The bill will be introduced in both the House of Delegates (co-sponsored by Del. Hudson and Del. Jones) and the Senate (co-sponsored by Sen. Creigh Deeds, D-Bath, and Sen. Locke).
The legislation has been endorsed by organizations around the state, including Virginia First Cities and organizations in Norfolk, Richmond, Northern Virginia, Louisa, and Charlottesville.
The bill, Janik said, has been filed with the Cities, Counties and Towns Committee, chaired by Democrat Kaye Kory 38th district in Fairfax County.
When Republicans controlled the House of Delegates, measures to amend the law were killed.
“Hopefully, this time, it will not be buried and not allowed to see the light of day at a 7:30 a.m. meeting that no one attends,” said Janik. “This bill does not call for the destruction of the monuments. It only calls for locales who want to remove them out of public spaces to so.
“We are concentrating on the Confederate monuments and not the ones dedicated to the heroes who fought during WWI or WWII or other wars.”
“Take ‘Em Down Cville,’ the Charlottesville affiliate of the Monumental Justice Virginia, also attended the event. It was created in the wake of the White Supremacy March in 2017 in August.
“People in communities all over Virginia want the right to decide how their public spaces reflect their community values,” said Jalane Schmidt, a University of Virginia religious studies professor,
Charlottesville public historian, and a Monumental Justice Virginia organizing committee member, she said, “Monuments to the Lost Cause of the Confederacy don’t reflect our Charlottesville values.”

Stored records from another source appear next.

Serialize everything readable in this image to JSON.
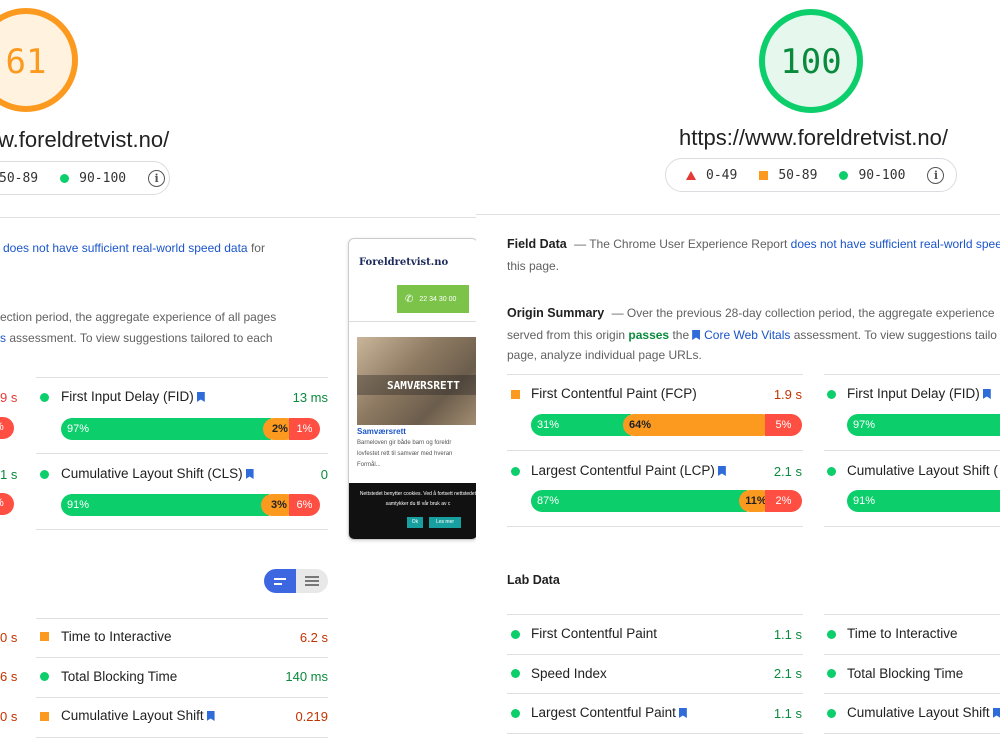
{
  "left": {
    "score": "61",
    "url": "w.foreldretvist.no/",
    "legend": {
      "mid": "50-89",
      "high": "90-100"
    },
    "field_line1_link": "does not have sufficient real-world speed data",
    "field_line1_tail": "for",
    "origin_line1": "ection period, the aggregate experience of all pages",
    "origin_line2_link": "s",
    "origin_line2_tail": "assessment. To view suggestions tailored to each",
    "cut_vals": [
      "9 s",
      "%",
      "1 s",
      "%",
      "0 s",
      "6 s",
      "0 s"
    ],
    "field_metrics": [
      {
        "name": "First Input Delay (FID)",
        "value": "13 ms",
        "bar": [
          "97%",
          "2%",
          "1%"
        ]
      },
      {
        "name": "Cumulative Layout Shift (CLS)",
        "value": "0",
        "bar": [
          "91%",
          "3%",
          "6%"
        ]
      }
    ],
    "lab_metrics": [
      {
        "name": "Time to Interactive",
        "value": "6.2 s"
      },
      {
        "name": "Total Blocking Time",
        "value": "140 ms"
      },
      {
        "name": "Cumulative Layout Shift",
        "value": "0.219"
      }
    ],
    "phone": {
      "logo": "Foreldretvist.no",
      "phone_number": "22 34 30 00",
      "hero_text": "SAMVÆRSRETT",
      "article_title": "Samværsrett",
      "article_body": "Barneloven gir både barn og foreldr lovfestet rett til samvær med hveran Formål...",
      "cookie_text": "Nettstedet benytter cookies. Ved å fortsett nettstedet samtykker du til vår bruk av c",
      "ok": "Ok",
      "read_more": "Les mer"
    }
  },
  "right": {
    "score": "100",
    "url": "https://www.foreldretvist.no/",
    "legend": {
      "low": "0-49",
      "mid": "50-89",
      "high": "90-100"
    },
    "field_title": "Field Data",
    "field_desc": "— The Chrome User Experience Report",
    "field_link": "does not have sufficient real-world speed",
    "field_tail": "this page.",
    "origin_title": "Origin Summary",
    "origin_desc": "— Over the previous 28-day collection period, the aggregate experience",
    "origin_line2_pre": "served from this origin",
    "origin_pass": "passes",
    "origin_the": "the",
    "origin_link": "Core Web Vitals",
    "origin_line2_tail": "assessment. To view suggestions tailo",
    "origin_line3": "page, analyze individual page URLs.",
    "field_metrics": [
      {
        "name": "First Contentful Paint (FCP)",
        "value": "1.9 s",
        "bar": [
          "31%",
          "64%",
          "5%"
        ]
      },
      {
        "name": "Largest Contentful Paint (LCP)",
        "value": "2.1 s",
        "bar": [
          "87%",
          "11%",
          "2%"
        ]
      }
    ],
    "field_metrics_right": [
      {
        "name": "First Input Delay (FID)",
        "bar": "97%"
      },
      {
        "name": "Cumulative Layout Shift (",
        "bar": "91%"
      }
    ],
    "lab_title": "Lab Data",
    "lab_left": [
      {
        "name": "First Contentful Paint",
        "value": "1.1 s"
      },
      {
        "name": "Speed Index",
        "value": "2.1 s"
      },
      {
        "name": "Largest Contentful Paint",
        "value": "1.1 s"
      }
    ],
    "lab_right": [
      {
        "name": "Time to Interactive"
      },
      {
        "name": "Total Blocking Time"
      },
      {
        "name": "Cumulative Layout Shift"
      }
    ]
  },
  "colors": {
    "pass": "#0cce6b",
    "average": "#fb9a1f",
    "fail": "#ff4e42",
    "link": "#1a55c9"
  }
}
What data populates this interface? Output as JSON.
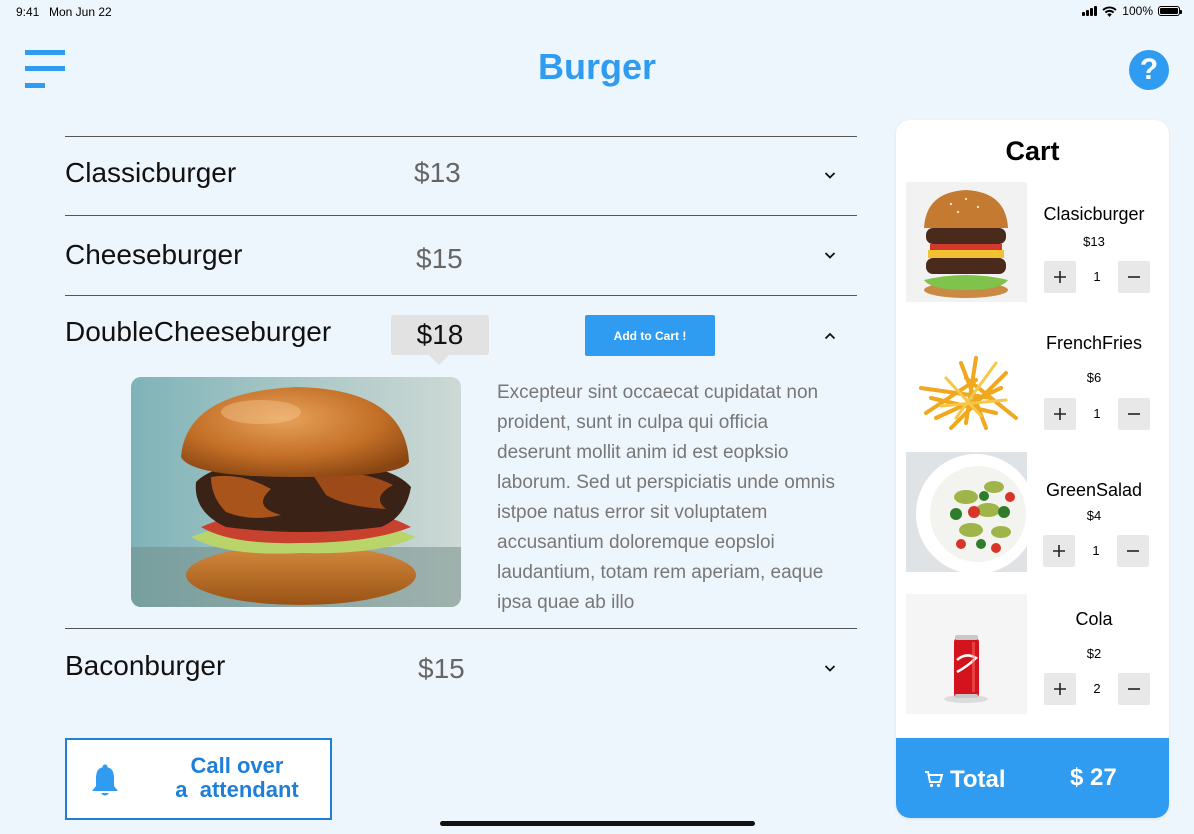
{
  "status_bar": {
    "time": "9:41",
    "date": "Mon Jun 22",
    "battery": "100%"
  },
  "header": {
    "title": "Burger"
  },
  "menu_items": [
    {
      "name": "Classicburger",
      "price": "$13"
    },
    {
      "name": "Cheeseburger",
      "price": "$15"
    },
    {
      "name": "DoubleCheeseburger",
      "price": "$18",
      "expanded": true
    },
    {
      "name": "Baconburger",
      "price": "$15"
    }
  ],
  "expanded_item": {
    "add_button": "Add to Cart !",
    "description": "Excepteur sint occaecat cupidatat non proident, sunt in culpa qui officia deserunt mollit anim id est eopksio laborum. Sed ut perspiciatis unde omnis istpoe natus error sit voluptatem accusantium doloremque eopsloi laudantium, totam rem aperiam, eaque ipsa quae ab illo"
  },
  "call_attendant": {
    "line1": "Call over",
    "line2": "a  attendant"
  },
  "cart": {
    "title": "Cart",
    "items": [
      {
        "name": "Clasicburger",
        "price": "$13",
        "qty": "1"
      },
      {
        "name": "FrenchFries",
        "price": "$6",
        "qty": "1"
      },
      {
        "name": "GreenSalad",
        "price": "$4",
        "qty": "1"
      },
      {
        "name": "Cola",
        "price": "$2",
        "qty": "2"
      }
    ],
    "total_label": "Total",
    "total_value": "$ 27"
  },
  "colors": {
    "accent": "#2f9bf1",
    "attendant": "#1f7fd6",
    "background": "#eef6fd"
  },
  "icons": [
    "hamburger-menu-icon",
    "help-icon",
    "chevron-down-icon",
    "chevron-up-icon",
    "bell-icon",
    "plus-icon",
    "minus-icon",
    "cart-icon"
  ]
}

The Richmond Monumental Justice affiliate, named “The Virginia Defenders for Freedom, Justice, and Equality,” has been calling for the removal of Confederate statues in Richmond since the 200th anniversary of Robert E. Lee’s birthday in 2007,” said Phil Wilayto, a member of the Virginia Defenders for Freedom, Justice and Equality.

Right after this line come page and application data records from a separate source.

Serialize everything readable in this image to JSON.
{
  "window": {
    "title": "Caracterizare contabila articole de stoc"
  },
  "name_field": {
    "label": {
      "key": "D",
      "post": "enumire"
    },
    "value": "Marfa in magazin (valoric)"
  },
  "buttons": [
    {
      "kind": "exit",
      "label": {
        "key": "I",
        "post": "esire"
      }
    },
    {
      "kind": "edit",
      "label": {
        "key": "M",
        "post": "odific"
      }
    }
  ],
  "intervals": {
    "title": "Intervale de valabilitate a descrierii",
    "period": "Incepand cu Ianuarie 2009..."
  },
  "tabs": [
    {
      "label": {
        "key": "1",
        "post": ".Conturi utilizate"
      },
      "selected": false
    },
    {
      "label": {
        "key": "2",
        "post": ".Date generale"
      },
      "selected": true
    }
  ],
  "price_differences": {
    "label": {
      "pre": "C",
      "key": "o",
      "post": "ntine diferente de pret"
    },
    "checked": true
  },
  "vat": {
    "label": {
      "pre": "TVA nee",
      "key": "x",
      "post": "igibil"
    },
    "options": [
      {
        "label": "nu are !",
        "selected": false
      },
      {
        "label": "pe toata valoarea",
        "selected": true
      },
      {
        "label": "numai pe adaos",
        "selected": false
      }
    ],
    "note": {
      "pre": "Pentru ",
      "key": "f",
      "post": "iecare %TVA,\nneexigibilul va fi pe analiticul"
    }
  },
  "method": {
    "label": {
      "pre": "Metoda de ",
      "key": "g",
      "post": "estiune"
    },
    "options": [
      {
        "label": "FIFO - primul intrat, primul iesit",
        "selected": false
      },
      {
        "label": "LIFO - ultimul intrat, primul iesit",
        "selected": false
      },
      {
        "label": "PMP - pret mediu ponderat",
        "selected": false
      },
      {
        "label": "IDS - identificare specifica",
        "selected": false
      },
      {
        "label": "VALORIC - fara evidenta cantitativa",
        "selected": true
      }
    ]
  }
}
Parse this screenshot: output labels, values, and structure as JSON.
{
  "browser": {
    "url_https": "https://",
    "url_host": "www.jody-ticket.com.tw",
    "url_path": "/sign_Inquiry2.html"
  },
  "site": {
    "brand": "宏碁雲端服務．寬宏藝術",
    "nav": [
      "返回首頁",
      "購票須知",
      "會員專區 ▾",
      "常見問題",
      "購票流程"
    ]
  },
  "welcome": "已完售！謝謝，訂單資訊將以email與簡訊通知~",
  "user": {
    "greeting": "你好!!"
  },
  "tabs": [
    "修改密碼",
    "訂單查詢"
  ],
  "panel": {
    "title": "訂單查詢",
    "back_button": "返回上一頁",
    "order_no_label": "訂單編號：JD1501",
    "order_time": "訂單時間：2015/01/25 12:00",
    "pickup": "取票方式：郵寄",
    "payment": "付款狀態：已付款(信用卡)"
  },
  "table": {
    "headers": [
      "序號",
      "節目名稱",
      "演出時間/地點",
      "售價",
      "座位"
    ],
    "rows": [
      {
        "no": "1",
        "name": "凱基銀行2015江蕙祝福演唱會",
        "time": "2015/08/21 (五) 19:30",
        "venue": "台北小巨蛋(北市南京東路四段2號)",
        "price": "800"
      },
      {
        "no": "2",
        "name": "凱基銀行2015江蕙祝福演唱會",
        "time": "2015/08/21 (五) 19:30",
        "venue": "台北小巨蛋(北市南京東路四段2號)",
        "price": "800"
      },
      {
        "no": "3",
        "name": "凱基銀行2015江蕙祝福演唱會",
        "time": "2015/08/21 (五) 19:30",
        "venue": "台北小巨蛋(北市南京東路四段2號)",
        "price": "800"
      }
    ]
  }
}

“Since the events two years ago in Charlottesville, Richmond anti-racist activists have re-doubled our efforts to protest these monuments, but we need a change in the state law.”
Janik said her group is the Norfolk affiliate of Monumental Justice. “Confederate monuments are a symbol of institutionalized racism and a painful reminder of Virginia’s past; they do not represent the proudly diverse, inclusive vision that we have for Virginia today,” she said.
“Norfolk and other localities deserve local authority over the stories and symbols in our prominent public spaces. We fully support the decision of Norfolk City Council to relocate the Confederate monument in our downtown to a nearby cemetery, and we hope that in 2020 the General Assembly will allow this long-overdue action to occur.”
Though the Charlottesville City Council voted unanimously in 2017 to remove the statues of Robert E. Lee and Stonewall Jackson, it has been prevented from doing so by a local judge’s interpretation of Virginia’s war memorials law.
“Most of these statues across the South were erected in the early 1900s, many decades after the Civil War, by white leaders as part of a campaign of intimidation and disenfranchisement of their African-American neighbors,” said former Charlottesville City Councilor and Vice-Mayor Kristin Szakos. “They memorialize the Confederate dedication to slavery and white supremacy, and our communities should not be forced to venerate that cause embodied in these monuments.”
The city of Norfolk recently filed a lawsuit against the Attorney General of Virginia to move a Confederate monument in that city. The new bill in the 2020 General Assembly will amend that law to allow localities around Virginia to make their own local decisions about what to do with their local monuments.
@TakeEmDown Charlottesville on Facebook or @TakeEmDownCVL.